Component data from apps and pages

◆ ◆ ◆ ◆

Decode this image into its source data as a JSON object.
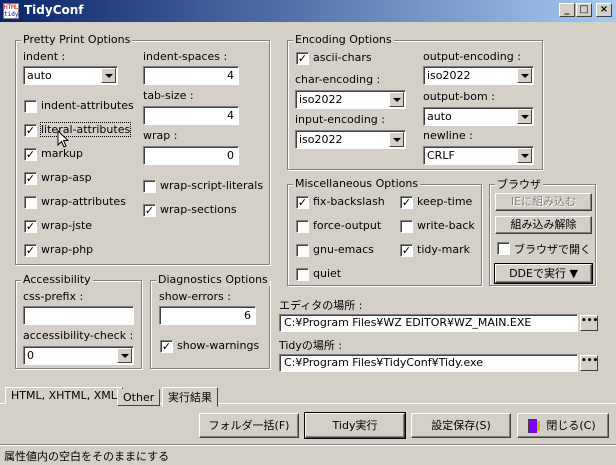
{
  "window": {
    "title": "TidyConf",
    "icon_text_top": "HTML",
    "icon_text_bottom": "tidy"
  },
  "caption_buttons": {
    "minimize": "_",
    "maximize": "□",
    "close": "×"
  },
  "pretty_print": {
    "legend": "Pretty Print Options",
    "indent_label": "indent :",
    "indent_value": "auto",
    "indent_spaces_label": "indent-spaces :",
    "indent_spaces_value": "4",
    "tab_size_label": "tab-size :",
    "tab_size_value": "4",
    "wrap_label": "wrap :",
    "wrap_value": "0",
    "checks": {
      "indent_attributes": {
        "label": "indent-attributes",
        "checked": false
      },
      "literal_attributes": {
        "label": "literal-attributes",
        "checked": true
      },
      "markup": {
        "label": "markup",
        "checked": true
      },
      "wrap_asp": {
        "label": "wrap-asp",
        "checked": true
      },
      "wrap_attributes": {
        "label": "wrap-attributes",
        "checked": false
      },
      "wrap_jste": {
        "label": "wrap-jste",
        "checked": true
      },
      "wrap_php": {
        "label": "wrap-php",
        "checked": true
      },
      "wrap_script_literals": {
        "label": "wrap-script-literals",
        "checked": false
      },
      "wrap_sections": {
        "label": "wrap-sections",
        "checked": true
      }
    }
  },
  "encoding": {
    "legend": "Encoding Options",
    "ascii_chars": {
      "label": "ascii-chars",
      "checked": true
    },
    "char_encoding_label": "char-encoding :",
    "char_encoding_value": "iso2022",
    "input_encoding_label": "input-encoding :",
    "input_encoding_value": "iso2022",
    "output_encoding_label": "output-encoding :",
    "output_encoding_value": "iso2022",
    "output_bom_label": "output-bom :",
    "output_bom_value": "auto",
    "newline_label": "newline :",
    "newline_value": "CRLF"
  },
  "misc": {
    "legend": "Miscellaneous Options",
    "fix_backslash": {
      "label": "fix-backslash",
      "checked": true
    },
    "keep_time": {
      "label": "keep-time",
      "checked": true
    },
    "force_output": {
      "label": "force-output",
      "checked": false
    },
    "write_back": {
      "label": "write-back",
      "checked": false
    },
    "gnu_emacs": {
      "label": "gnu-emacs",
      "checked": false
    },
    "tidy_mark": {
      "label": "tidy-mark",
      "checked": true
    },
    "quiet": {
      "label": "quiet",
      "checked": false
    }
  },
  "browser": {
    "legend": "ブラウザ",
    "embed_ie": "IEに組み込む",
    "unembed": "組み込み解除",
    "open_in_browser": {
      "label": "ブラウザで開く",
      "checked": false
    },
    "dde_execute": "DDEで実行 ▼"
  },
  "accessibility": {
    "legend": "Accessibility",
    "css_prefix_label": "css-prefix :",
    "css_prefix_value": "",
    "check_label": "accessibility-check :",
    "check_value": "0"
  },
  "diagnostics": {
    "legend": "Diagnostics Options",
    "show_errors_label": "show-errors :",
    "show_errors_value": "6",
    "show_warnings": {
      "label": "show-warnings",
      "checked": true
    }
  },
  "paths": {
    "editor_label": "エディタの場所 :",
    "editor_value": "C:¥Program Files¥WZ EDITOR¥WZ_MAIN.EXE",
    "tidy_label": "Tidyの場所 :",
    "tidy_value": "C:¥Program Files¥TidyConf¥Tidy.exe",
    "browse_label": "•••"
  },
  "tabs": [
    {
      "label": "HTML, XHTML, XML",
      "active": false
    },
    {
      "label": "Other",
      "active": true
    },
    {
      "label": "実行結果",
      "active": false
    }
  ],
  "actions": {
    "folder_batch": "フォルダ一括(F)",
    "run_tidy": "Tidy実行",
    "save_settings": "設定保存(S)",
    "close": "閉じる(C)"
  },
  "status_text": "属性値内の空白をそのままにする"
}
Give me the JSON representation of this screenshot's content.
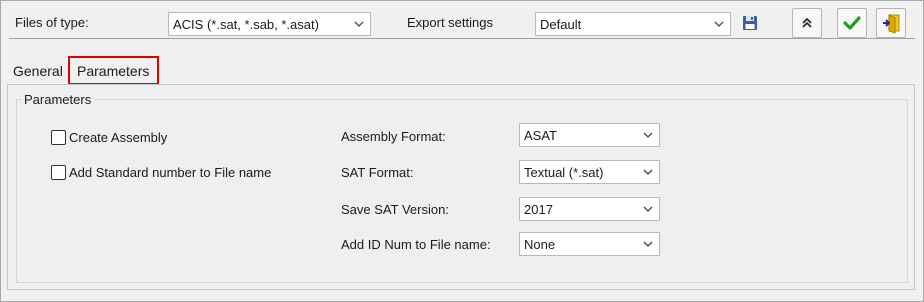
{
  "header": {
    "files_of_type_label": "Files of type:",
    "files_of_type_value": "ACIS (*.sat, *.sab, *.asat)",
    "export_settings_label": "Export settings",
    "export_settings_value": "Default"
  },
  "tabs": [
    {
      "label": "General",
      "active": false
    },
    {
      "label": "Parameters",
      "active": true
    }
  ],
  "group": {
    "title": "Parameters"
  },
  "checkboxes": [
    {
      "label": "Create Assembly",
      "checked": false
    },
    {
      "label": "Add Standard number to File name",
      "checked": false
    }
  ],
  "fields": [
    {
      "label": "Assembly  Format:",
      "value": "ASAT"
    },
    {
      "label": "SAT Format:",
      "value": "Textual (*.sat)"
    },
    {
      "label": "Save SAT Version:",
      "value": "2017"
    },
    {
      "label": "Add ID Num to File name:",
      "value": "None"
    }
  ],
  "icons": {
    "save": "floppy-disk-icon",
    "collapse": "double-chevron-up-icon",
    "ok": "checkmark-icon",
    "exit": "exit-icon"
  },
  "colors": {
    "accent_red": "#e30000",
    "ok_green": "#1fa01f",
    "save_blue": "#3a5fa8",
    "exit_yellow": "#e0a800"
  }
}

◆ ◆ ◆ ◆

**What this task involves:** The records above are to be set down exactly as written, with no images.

**Your response:**
Decode this image into its source data as a JSON object.
{
  "window": {
    "title": "TidyConf",
    "icon_text_top": "HTML",
    "icon_text_bottom": "tidy"
  },
  "caption_buttons": {
    "minimize": "_",
    "maximize": "□",
    "close": "×"
  },
  "pretty_print": {
    "legend": "Pretty Print Options",
    "indent_label": "indent :",
    "indent_value": "auto",
    "indent_spaces_label": "indent-spaces :",
    "indent_spaces_value": "4",
    "tab_size_label": "tab-size :",
    "tab_size_value": "4",
    "wrap_label": "wrap :",
    "wrap_value": "0",
    "checks": {
      "indent_attributes": {
        "label": "indent-attributes",
        "checked": false
      },
      "literal_attributes": {
        "label": "literal-attributes",
        "checked": true
      },
      "markup": {
        "label": "markup",
        "checked": true
      },
      "wrap_asp": {
        "label": "wrap-asp",
        "checked": true
      },
      "wrap_attributes": {
        "label": "wrap-attributes",
        "checked": false
      },
      "wrap_jste": {
        "label": "wrap-jste",
        "checked": true
      },
      "wrap_php": {
        "label": "wrap-php",
        "checked": true
      },
      "wrap_script_literals": {
        "label": "wrap-script-literals",
        "checked": false
      },
      "wrap_sections": {
        "label": "wrap-sections",
        "checked": true
      }
    }
  },
  "encoding": {
    "legend": "Encoding Options",
    "ascii_chars": {
      "label": "ascii-chars",
      "checked": true
    },
    "char_encoding_label": "char-encoding :",
    "char_encoding_value": "iso2022",
    "input_encoding_label": "input-encoding :",
    "input_encoding_value": "iso2022",
    "output_encoding_label": "output-encoding :",
    "output_encoding_value": "iso2022",
    "output_bom_label": "output-bom :",
    "output_bom_value": "auto",
    "newline_label": "newline :",
    "newline_value": "CRLF"
  },
  "misc": {
    "legend": "Miscellaneous Options",
    "fix_backslash": {
      "label": "fix-backslash",
      "checked": true
    },
    "keep_time": {
      "label": "keep-time",
      "checked": true
    },
    "force_output": {
      "label": "force-output",
      "checked": false
    },
    "write_back": {
      "label": "write-back",
      "checked": false
    },
    "gnu_emacs": {
      "label": "gnu-emacs",
      "checked": false
    },
    "tidy_mark": {
      "label": "tidy-mark",
      "checked": true
    },
    "quiet": {
      "label": "quiet",
      "checked": false
    }
  },
  "browser": {
    "legend": "ブラウザ",
    "embed_ie": "IEに組み込む",
    "unembed": "組み込み解除",
    "open_in_browser": {
      "label": "ブラウザで開く",
      "checked": false
    },
    "dde_execute": "DDEで実行 ▼"
  },
  "accessibility": {
    "legend": "Accessibility",
    "css_prefix_label": "css-prefix :",
    "css_prefix_value": "",
    "check_label": "accessibility-check :",
    "check_value": "0"
  },
  "diagnostics": {
    "legend": "Diagnostics Options",
    "show_errors_label": "show-errors :",
    "show_errors_value": "6",
    "show_warnings": {
      "label": "show-warnings",
      "checked": true
    }
  },
  "paths": {
    "editor_label": "エディタの場所 :",
    "editor_value": "C:¥Program Files¥WZ EDITOR¥WZ_MAIN.EXE",
    "tidy_label": "Tidyの場所 :",
    "tidy_value": "C:¥Program Files¥TidyConf¥Tidy.exe",
    "browse_label": "•••"
  },
  "tabs": [
    {
      "label": "HTML, XHTML, XML",
      "active": false
    },
    {
      "label": "Other",
      "active": true
    },
    {
      "label": "実行結果",
      "active": false
    }
  ],
  "actions": {
    "folder_batch": "フォルダ一括(F)",
    "run_tidy": "Tidy実行",
    "save_settings": "設定保存(S)",
    "close": "閉じる(C)"
  },
  "status_text": "属性値内の空白をそのままにする"
}
Give me the JSON representation of this screenshot's content.
{
  "header": {
    "files_of_type_label": "Files of type:",
    "files_of_type_value": "ACIS (*.sat, *.sab, *.asat)",
    "export_settings_label": "Export settings",
    "export_settings_value": "Default"
  },
  "tabs": [
    {
      "label": "General",
      "active": false
    },
    {
      "label": "Parameters",
      "active": true
    }
  ],
  "group": {
    "title": "Parameters"
  },
  "checkboxes": [
    {
      "label": "Create Assembly",
      "checked": false
    },
    {
      "label": "Add Standard number to File name",
      "checked": false
    }
  ],
  "fields": [
    {
      "label": "Assembly  Format:",
      "value": "ASAT"
    },
    {
      "label": "SAT Format:",
      "value": "Textual (*.sat)"
    },
    {
      "label": "Save SAT Version:",
      "value": "2017"
    },
    {
      "label": "Add ID Num to File name:",
      "value": "None"
    }
  ],
  "icons": {
    "save": "floppy-disk-icon",
    "collapse": "double-chevron-up-icon",
    "ok": "checkmark-icon",
    "exit": "exit-icon"
  },
  "colors": {
    "accent_red": "#e30000",
    "ok_green": "#1fa01f",
    "save_blue": "#3a5fa8",
    "exit_yellow": "#e0a800"
  }
}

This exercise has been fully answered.